What barriers have you face when trying to study kratom?
I tried to get an NIH grant to study kratom particularly. When I went to the National Institute on Substance Abuse, they stated they 'd never become aware of that drug. When I went to the National Center for Complementary and Alternative Medicine, they said this is a drug of abuse, and we don't fund drug of abuse research study. They desire drugs that are utilized therapeutically. [A team led by McCurdy, who validates that it is tough to get funding to study kratom, did manage to secure a three-year grant from the NIH Centers of Biomedical Research Excellence to investigate the herb's opioid-like impacts.]
Drug companies are the ones who can separate a specific substance, do chemistry on it, research study and customize the structure, figure out its activity relationships, and then produce modified molecules for screening. You have ultimately file for a new drug application with the FDA in order to perform scientific trials.
Why wouldn't large pharmaceutical companies attempt to make a smash hit drug from kratom?
At least one pharma company [Smith, Kline & French, now part of GlaxoSmithKline] was looking at it in the 1960s, but something didn't work for them. Either it wasn't a strong sufficient analgesic or the solubility was bad or they didn't have a drug shipment system for it. To the state of the art pharmaceutical service thinking in 1960s, this compound was not enough click reference to be brought to market. Of course, now that we have a country with many addicted individuals dying of breathing anxiety, having a drug that can effectively treat your discomfort without any respiratory depression, I think that's quite cool. It might be worth a review for pharma companies.
There are reports that Thailand may legalize kratom to help that country manage its meth issue. Could that work?
They can legalize kratom until they're blue in the face but the truth is that kratom is indigenous to Thailand-- it's readily offered and always has been.

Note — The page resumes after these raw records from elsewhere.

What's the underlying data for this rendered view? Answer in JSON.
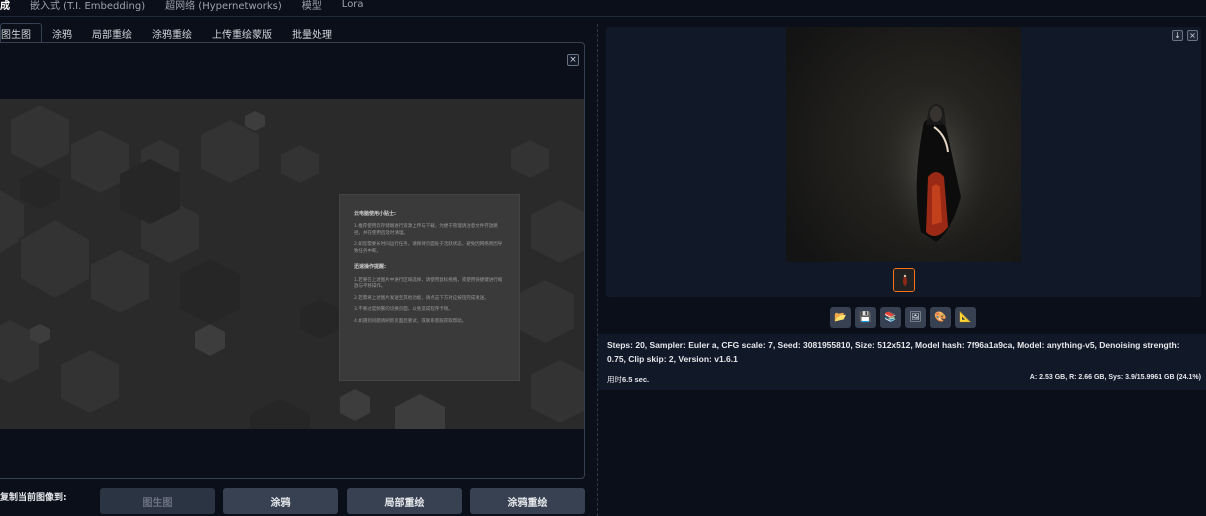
{
  "top_tabs": [
    "成",
    "嵌入式 (T.I. Embedding)",
    "超网络 (Hypernetworks)",
    "模型",
    "Lora"
  ],
  "sub_tabs": [
    "图生图",
    "涂鸦",
    "局部重绘",
    "涂鸦重绘",
    "上传重绘蒙版",
    "批量处理"
  ],
  "close_glyph": "×",
  "tips": {
    "heading1": "云电脑使用小贴士:",
    "p1": "1.推荐使用云存储端进行资源上传与下载，为便于管理请注意文件存放路径，并在使用后及时清理。",
    "p2": "2.如您需要长时间运行任务，请保持页面处于活跃状态，避免因网络原因导致任务中断。",
    "heading2": "迅速操作提醒:",
    "p3": "1.若要在上述图片中进行区域选择，请使用鼠标拖拽，或使用快捷键进行缩放与平移操作。",
    "p4": "2.若需将上述图片发送至其他功能，请点击下方对应按钮完成发送。",
    "p5": "3.不要过度频繁的切换页面，以免造成程序卡顿。",
    "p6": "4.如遇到问题请刷新页面后重试，或联系客服获取帮助。"
  },
  "copy_label": "复制当前图像到:",
  "actions": [
    "图生图",
    "涂鸦",
    "局部重绘",
    "涂鸦重绘"
  ],
  "gallery_buttons": {
    "download": "↓",
    "close": "×"
  },
  "tool_icons": [
    "📂",
    "💾",
    "📚",
    "🖼",
    "🎨",
    "📐"
  ],
  "info_text": "Steps: 20, Sampler: Euler a, CFG scale: 7, Seed: 3081955810, Size: 512x512, Model hash: 7f96a1a9ca, Model: anything-v5, Denoising strength: 0.75, Clip skip: 2, Version: v1.6.1",
  "time": {
    "label": "用时",
    "value": "6.5 sec."
  },
  "memory": "A: 2.53 GB, R: 2.66 GB, Sys: 3.9/15.9961 GB (24.1%)"
}
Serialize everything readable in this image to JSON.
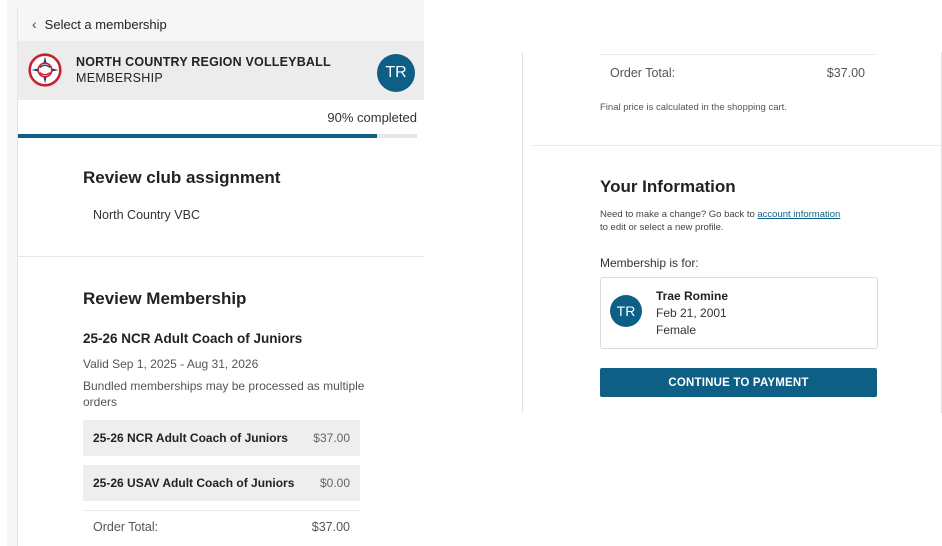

Drug users are still choosing for methamphetamines, which are stronger than kratom, not to discuss dirt extensively available and low-cost . I presume that Thailand is just trying to say that they're doing something about their meth problem, however that it might not be that efficient.
Is kratom addicting?
I don't understand that there are studies revealing animals will compulsively administer kratom, however I know that tolerance establishes in animal designs. I can tell you the man in our Mass General case report went from injecting Dilaudid to using [$ 15,000] worth of kratom each year. That type of noises addicting to me. My gut is that, yeah, people can be addicted to it.
What are the threats presented by kratom use or abuse?
It's just like any other opioid that has abuse liability. Heroin was as soon as marketed as a therapeutic item and later on was criminalized. Yet OxyContin [ a painkiller with a high risk for abuse] was marketed as a therapeutic however has actually remained legal. You put the correct safeguards in place and hope that individuals won't abuse a compound. Speaking as a researcher, a doctor and a practicing clinician, I think the worries of unfavorable events don't mean you stop the scientific discovery process totally.